Problem statement:
Go through the records and report each line in which the word "Confirm" occurs.

Given data:
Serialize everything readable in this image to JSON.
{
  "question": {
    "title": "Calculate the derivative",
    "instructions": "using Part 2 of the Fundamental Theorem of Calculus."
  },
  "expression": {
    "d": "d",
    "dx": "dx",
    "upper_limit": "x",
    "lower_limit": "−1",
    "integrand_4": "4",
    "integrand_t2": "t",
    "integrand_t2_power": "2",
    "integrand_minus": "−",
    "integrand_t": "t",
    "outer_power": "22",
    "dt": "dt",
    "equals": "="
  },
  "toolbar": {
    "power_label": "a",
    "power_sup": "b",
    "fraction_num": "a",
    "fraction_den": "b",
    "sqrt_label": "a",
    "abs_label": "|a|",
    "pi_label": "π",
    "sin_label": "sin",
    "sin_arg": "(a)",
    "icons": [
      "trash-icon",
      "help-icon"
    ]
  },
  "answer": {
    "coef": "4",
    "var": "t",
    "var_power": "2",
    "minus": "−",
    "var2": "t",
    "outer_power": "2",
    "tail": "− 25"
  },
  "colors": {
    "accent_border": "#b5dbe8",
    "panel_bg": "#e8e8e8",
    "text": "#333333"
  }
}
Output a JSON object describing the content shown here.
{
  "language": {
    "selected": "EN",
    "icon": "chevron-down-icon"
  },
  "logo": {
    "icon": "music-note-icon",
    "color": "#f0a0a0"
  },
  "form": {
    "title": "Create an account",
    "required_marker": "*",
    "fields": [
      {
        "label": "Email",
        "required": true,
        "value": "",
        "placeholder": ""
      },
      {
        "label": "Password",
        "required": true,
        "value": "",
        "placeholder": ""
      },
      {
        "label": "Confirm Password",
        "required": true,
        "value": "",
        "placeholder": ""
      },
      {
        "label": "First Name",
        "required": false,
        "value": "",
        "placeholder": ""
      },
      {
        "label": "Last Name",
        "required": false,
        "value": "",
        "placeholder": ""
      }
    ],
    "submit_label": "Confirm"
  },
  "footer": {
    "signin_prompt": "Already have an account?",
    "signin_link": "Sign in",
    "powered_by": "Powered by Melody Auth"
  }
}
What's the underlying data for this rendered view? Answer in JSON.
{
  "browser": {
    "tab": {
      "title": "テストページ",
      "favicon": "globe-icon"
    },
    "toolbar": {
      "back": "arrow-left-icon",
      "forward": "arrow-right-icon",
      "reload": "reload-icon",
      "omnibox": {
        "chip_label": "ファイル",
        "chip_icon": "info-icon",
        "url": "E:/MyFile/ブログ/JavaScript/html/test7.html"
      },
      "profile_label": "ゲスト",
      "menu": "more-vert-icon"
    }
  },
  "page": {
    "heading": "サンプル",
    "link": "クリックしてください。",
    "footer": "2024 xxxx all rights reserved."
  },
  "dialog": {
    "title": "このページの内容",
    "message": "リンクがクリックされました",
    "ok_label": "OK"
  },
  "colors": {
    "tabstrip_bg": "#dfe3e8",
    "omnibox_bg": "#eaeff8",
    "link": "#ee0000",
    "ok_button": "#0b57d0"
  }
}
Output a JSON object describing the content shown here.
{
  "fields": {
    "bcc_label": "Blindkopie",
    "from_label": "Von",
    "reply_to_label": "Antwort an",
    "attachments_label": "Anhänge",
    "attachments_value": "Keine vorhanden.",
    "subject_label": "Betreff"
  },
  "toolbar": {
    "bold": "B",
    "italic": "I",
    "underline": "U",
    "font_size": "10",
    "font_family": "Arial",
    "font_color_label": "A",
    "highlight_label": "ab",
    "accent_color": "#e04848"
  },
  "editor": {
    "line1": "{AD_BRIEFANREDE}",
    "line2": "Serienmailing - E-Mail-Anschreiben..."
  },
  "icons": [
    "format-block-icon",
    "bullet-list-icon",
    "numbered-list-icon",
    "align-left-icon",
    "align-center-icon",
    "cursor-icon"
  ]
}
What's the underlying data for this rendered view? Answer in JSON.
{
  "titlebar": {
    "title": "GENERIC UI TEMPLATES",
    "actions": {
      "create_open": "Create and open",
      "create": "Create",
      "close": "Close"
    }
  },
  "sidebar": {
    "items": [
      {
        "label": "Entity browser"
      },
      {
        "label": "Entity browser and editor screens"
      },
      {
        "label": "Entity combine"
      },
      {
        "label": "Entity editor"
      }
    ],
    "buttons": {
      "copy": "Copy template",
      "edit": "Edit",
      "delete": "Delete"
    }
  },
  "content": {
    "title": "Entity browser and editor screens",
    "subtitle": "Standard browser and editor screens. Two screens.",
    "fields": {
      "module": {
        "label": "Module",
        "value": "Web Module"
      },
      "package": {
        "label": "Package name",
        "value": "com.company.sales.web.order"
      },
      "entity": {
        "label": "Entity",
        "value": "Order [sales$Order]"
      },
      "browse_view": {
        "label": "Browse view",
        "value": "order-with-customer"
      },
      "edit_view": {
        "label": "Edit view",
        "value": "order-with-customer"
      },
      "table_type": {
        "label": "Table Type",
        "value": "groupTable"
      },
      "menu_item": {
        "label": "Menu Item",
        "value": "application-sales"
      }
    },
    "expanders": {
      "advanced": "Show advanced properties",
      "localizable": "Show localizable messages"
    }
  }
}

Exercise output:
        "label": "Confirm Password",
    "submit_label": "Confirm"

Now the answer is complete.